[Exercise requirements]
From the first line to the last, reproduce the material exactly.

[Dataset records]

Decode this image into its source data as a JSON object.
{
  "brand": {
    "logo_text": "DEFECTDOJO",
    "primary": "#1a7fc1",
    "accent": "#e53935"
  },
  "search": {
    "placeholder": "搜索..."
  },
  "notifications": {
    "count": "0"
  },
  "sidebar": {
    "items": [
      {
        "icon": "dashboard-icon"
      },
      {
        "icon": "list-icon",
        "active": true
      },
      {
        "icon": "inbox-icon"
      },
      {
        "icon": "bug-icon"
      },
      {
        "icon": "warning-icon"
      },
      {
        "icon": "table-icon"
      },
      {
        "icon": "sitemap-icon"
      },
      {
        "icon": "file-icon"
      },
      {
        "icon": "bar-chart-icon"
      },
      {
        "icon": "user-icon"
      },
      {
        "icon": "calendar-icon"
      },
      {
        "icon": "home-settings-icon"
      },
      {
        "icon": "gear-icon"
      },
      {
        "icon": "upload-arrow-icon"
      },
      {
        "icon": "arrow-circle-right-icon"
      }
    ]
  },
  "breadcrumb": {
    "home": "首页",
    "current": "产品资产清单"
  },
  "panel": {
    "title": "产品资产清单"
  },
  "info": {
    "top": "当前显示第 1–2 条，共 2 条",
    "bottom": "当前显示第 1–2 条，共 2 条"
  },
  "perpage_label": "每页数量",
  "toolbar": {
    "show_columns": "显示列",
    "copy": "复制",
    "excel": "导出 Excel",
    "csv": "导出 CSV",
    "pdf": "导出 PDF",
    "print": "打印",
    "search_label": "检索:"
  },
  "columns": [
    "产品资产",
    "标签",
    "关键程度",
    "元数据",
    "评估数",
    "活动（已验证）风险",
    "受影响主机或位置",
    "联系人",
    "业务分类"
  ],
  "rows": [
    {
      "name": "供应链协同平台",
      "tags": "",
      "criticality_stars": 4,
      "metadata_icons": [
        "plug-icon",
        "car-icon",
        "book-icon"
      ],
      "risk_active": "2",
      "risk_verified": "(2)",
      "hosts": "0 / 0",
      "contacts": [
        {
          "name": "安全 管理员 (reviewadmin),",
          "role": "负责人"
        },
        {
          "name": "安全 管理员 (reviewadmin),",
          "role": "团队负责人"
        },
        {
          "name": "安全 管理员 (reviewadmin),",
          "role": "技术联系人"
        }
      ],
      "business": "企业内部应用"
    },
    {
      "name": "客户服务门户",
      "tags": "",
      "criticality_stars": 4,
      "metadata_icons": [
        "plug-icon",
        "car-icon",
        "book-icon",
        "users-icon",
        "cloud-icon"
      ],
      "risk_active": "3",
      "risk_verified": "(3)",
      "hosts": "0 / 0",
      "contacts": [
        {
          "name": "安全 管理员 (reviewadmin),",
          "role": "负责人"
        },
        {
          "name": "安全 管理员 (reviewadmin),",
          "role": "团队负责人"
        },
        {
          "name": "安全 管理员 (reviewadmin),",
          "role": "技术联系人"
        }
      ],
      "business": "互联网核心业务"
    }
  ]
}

[Written solution]
Decode this image into its source data as a JSON object.
{
  "brand": {
    "logo_text": "DEFECTDOJO",
    "primary": "#1a7fc1",
    "accent": "#e53935"
  },
  "search": {
    "placeholder": "搜索..."
  },
  "notifications": {
    "count": "0"
  },
  "sidebar": {
    "items": [
      {
        "icon": "dashboard-icon"
      },
      {
        "icon": "list-icon",
        "active": true
      },
      {
        "icon": "inbox-icon"
      },
      {
        "icon": "bug-icon"
      },
      {
        "icon": "warning-icon"
      },
      {
        "icon": "table-icon"
      },
      {
        "icon": "sitemap-icon"
      },
      {
        "icon": "file-icon"
      },
      {
        "icon": "bar-chart-icon"
      },
      {
        "icon": "user-icon"
      },
      {
        "icon": "calendar-icon"
      },
      {
        "icon": "home-settings-icon"
      },
      {
        "icon": "gear-icon"
      },
      {
        "icon": "upload-arrow-icon"
      },
      {
        "icon": "arrow-circle-right-icon"
      }
    ]
  },
  "breadcrumb": {
    "home": "首页",
    "current": "产品资产清单"
  },
  "panel": {
    "title": "产品资产清单"
  },
  "info": {
    "top": "当前显示第 1–2 条，共 2 条",
    "bottom": "当前显示第 1–2 条，共 2 条"
  },
  "perpage_label": "每页数量",
  "toolbar": {
    "show_columns": "显示列",
    "copy": "复制",
    "excel": "导出 Excel",
    "csv": "导出 CSV",
    "pdf": "导出 PDF",
    "print": "打印",
    "search_label": "检索:"
  },
  "columns": [
    "产品资产",
    "标签",
    "关键程度",
    "元数据",
    "评估数",
    "活动（已验证）风险",
    "受影响主机或位置",
    "联系人",
    "业务分类"
  ],
  "rows": [
    {
      "name": "供应链协同平台",
      "tags": "",
      "criticality_stars": 4,
      "metadata_icons": [
        "plug-icon",
        "car-icon",
        "book-icon"
      ],
      "risk_active": "2",
      "risk_verified": "(2)",
      "hosts": "0 / 0",
      "contacts": [
        {
          "name": "安全 管理员 (reviewadmin),",
          "role": "负责人"
        },
        {
          "name": "安全 管理员 (reviewadmin),",
          "role": "团队负责人"
        },
        {
          "name": "安全 管理员 (reviewadmin),",
          "role": "技术联系人"
        }
      ],
      "business": "企业内部应用"
    },
    {
      "name": "客户服务门户",
      "tags": "",
      "criticality_stars": 4,
      "metadata_icons": [
        "plug-icon",
        "car-icon",
        "book-icon",
        "users-icon",
        "cloud-icon"
      ],
      "risk_active": "3",
      "risk_verified": "(3)",
      "hosts": "0 / 0",
      "contacts": [
        {
          "name": "安全 管理员 (reviewadmin),",
          "role": "负责人"
        },
        {
          "name": "安全 管理员 (reviewadmin),",
          "role": "团队负责人"
        },
        {
          "name": "安全 管理员 (reviewadmin),",
          "role": "技术联系人"
        }
      ],
      "business": "互联网核心业务"
    }
  ]
}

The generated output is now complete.